    # loop over the colors dictionary
    for (i, (name, rgb)) in enumerate(colors.items()):
      # update the L*a*b* array and the color names list
      self.lab[i] = rgb

    # convert the L*a*b* array from the RGB color space
    # to L*a*b*
    self.lab = cv2.cvtColor(self.lab, cv2.COLOR_RGB2LAB)

  def label(self, image, c):
    # construct a mask for the contour, then compute the
    # average L*a*b* value for the masked region
    mask = np.zeros(image.shape[:2], dtype="uint8")
    cv2.drawContours(mask, [c], -1, 255, -1)
    mask = cv2.erode(mask, None, iterations=2)
    mean = cv2.mean(image, mask=mask)[:3]

    # initialize the minimum distance found thus far
    minDist = (np.inf, None)

    # loop over the known L*a*b* color values
    for (i, row) in enumerate(self.lab):
      # compute the distance between the current L*a*b*
      # color value and the mean of the image
      d = dist.euclidean(row[0], mean)

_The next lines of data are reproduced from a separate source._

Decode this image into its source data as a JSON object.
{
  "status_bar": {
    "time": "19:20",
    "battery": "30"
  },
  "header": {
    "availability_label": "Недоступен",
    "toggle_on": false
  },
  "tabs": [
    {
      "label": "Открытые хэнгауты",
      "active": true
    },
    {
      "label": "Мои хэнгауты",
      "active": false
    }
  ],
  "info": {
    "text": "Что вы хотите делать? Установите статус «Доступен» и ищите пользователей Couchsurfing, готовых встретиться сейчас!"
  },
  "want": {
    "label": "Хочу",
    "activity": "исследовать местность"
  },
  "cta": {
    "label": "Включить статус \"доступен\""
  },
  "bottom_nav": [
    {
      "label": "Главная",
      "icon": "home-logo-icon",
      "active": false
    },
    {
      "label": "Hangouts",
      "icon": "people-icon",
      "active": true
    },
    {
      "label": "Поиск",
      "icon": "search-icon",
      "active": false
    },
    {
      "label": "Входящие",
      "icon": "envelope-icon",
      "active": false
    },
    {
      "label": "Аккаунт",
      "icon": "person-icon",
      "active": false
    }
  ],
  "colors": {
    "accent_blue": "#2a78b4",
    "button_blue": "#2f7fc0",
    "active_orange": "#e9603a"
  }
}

      # if the distance is smaller than the current distance,
      # then update the bookkeeping variable
      if d < minDist[0]:
        minDist = (d, i)

    # return the name of the color with the smallest distance
    return self.colorNames[minDist[1]]

From the command-line: for these two scripts to be useable you need to install some python packages so run

pip install opencv-python imutils numpy scipy

Then to run it:

python --image 010.jpg --width 21.2

where 010.jpg should be replaced with your image name in the same folder as the scripts and the 21.2 should be replaced with the reference object width (the width of the object the furthest left of the screen). Your output should show csv output like this:

21.4837708449 , 21.25 , 358.13935634 , red
21.5861672381 , 21.290466317 , 359.746048603 , red
19.9598121722 , 19.5162607906 , 305.29338973 , red
26.7609333568 , 26.9087838173 , 565.337078992 , red
22.1637654081 , 22.7910417876 , 396.109757168 , red
('total count:', 5)

where the first number is width, second height, third area in mm^2 and the fourth is experimental and a colour-tag followed at the bottom of the list by a final count of all objects


  • properly correct lens distortion using grid-map convex filter in photoshop or gimp
  • allow x and y aligned rulers in image without them being counted in final object count
  • GUI for OSX/Win with drag + drop functionality, output window + option to download csv